Joya Griffin was 6 or 7 when her parents adopted a black cat from a local shelter and named him Chessie after the Chesapeake & Ohio Railroad. Consider the floodgates open. All sorts of strays started making their way into their Dayton, Ohio, home. A snapping turtle found on the side of a country road lived in the family's upstairs bathroom before moving out to the pond next to their house. Griffin, A&S '02, raised tadpoles and started tending to her pets' injuries.
"I remember doctoring up one of my cat's tails after he injured it," she says. "I tried to apply a bandage, but that's pretty difficult to do with a paper towel and tape."
If Chessie sparked Griffin's interest in veterinary school after studying biology at Johns Hopkins, it was her younger sister's dog, a Lhasa apso named Gizmo, who led her to specialize in dermatology. Gizmo had environmental allergies and would get widespread infections on her skin and in her ears. Griffin, at the time enrolled in Cornell's College of Veterinary Medicine, brought Gizmo to school with her to get the best treatment. "The first service I went to was the dermatology service," she says. "They were able to make an amazing transformation in her skin, and she lived another eight and a half years. She had a great life, and I owe it all to the dermatologist at Cornell."
On Pop Goes the Vet, which premiered in January and is streaming on Disney+, Griffin treats, at her Louisville, Kentucky, clinic, a host of pets' dermatological conditions, from impacted earwax to oozing blisters and cysts. In the first episode, viewers meet Buttercup, a recently weaned Siberian husky puppy experiencing weight loss and a mysterious skin condition.
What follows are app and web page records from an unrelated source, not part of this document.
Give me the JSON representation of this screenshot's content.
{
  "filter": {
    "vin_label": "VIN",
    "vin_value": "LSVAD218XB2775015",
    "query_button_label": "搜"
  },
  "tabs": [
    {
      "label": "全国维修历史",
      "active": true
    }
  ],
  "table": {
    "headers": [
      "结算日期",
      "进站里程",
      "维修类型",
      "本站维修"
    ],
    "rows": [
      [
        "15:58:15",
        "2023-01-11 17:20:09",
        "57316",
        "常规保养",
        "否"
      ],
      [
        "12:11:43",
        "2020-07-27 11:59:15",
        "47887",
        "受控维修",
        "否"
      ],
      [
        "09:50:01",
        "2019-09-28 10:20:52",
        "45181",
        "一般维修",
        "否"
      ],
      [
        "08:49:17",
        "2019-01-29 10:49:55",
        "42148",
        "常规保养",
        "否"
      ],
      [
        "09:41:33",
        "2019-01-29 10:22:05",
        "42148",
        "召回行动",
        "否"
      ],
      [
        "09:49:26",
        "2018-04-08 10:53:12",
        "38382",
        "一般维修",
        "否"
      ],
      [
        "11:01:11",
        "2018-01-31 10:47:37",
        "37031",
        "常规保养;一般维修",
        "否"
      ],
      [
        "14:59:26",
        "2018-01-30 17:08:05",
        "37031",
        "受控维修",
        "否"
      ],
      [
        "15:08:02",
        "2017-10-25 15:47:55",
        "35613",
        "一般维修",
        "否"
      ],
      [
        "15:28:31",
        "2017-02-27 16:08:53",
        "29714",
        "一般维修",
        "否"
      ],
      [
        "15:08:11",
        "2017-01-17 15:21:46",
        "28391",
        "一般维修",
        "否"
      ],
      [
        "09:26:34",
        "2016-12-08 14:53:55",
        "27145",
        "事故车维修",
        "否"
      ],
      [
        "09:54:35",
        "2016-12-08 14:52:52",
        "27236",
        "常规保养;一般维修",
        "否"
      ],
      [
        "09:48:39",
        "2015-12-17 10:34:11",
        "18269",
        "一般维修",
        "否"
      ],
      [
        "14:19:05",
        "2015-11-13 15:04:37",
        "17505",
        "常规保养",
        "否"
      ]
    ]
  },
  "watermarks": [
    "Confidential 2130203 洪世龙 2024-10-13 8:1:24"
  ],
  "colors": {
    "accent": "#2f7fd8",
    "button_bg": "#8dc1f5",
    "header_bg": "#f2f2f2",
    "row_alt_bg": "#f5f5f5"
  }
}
Because Buttercup was so young, Griffin couldn't use many medications typically prescribed for older dogs, making the right course of action difficult to decide. "Multiple times in the middle of the night," Griffin recalls, "I would wake up thinking about this dog and going over her medication doses in my head." All the worry paid off with a correct diagnosis—a rare autoimmune disease called pemphigus—and an effective treatment. Buttercup is now thriving. "Even if the cameras weren't there, I would never forget that case," she says.
Griffin's original motivation to star in the show was to make more people aware of the veterinary subspecialty of dermatology. "I have pet parents who come in on a weekly basis and say, 'I never knew that there was a dermatologist for dogs. I wish I'd known sooner.'" It was only after the show aired, however, that she realized she could serve as a role model. "If I can inspire kids to go into veterinary medicine and to love this field, that makes all of this worth it."
Her own pets: A 10-year-old Lhasa apso named Guri; a one-and-a-half-year-old, 70-pound mixed-breed dog named Magic; and an 11-month-old Ragdoll cat named Donut.
What gives her the heebie-jeebies: "Anything with multifocal, symmetrical holes in it. It can be organic—like when you pick up old brush in the woods and see tunnels in wood created by beetles—or holes in fabric."
Reality-show aspirations: Big Brother.
Oscars viewing ritual: "I throw a party every year called Oscars and Enchiladas. No one is invited. It's just me because I take it really seriously."